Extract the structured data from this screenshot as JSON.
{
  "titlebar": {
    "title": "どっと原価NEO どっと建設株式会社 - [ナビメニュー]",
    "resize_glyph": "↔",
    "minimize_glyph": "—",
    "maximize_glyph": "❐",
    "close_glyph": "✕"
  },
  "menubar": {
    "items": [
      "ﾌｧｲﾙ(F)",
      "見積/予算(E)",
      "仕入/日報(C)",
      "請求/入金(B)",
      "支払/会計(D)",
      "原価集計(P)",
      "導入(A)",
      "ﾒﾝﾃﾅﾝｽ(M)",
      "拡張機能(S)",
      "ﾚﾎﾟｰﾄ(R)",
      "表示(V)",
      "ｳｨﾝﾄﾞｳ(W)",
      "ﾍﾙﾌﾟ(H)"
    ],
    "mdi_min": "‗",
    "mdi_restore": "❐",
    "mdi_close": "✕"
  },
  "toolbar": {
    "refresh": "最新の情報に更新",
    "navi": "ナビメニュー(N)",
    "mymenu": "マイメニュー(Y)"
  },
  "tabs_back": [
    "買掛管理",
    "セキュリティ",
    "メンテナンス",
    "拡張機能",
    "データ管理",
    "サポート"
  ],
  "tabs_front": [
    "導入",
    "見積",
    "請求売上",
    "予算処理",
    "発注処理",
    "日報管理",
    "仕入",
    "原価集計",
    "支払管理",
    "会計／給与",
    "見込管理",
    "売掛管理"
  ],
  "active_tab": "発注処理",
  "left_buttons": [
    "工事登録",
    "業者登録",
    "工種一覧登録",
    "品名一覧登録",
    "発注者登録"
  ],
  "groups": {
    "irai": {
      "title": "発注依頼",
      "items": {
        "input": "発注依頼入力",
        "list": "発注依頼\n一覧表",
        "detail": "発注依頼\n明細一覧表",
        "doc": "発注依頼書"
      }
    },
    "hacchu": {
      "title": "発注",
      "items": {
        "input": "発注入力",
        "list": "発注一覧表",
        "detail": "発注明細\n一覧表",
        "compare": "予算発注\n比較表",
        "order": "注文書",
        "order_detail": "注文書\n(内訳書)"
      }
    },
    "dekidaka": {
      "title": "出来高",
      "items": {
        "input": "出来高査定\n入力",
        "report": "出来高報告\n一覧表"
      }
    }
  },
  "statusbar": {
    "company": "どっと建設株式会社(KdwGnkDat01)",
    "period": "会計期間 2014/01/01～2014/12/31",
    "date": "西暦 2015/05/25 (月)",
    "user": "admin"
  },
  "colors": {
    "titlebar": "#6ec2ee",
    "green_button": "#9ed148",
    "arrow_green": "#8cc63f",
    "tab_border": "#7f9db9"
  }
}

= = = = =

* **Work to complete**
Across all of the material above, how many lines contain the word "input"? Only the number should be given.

* **Task solution**
3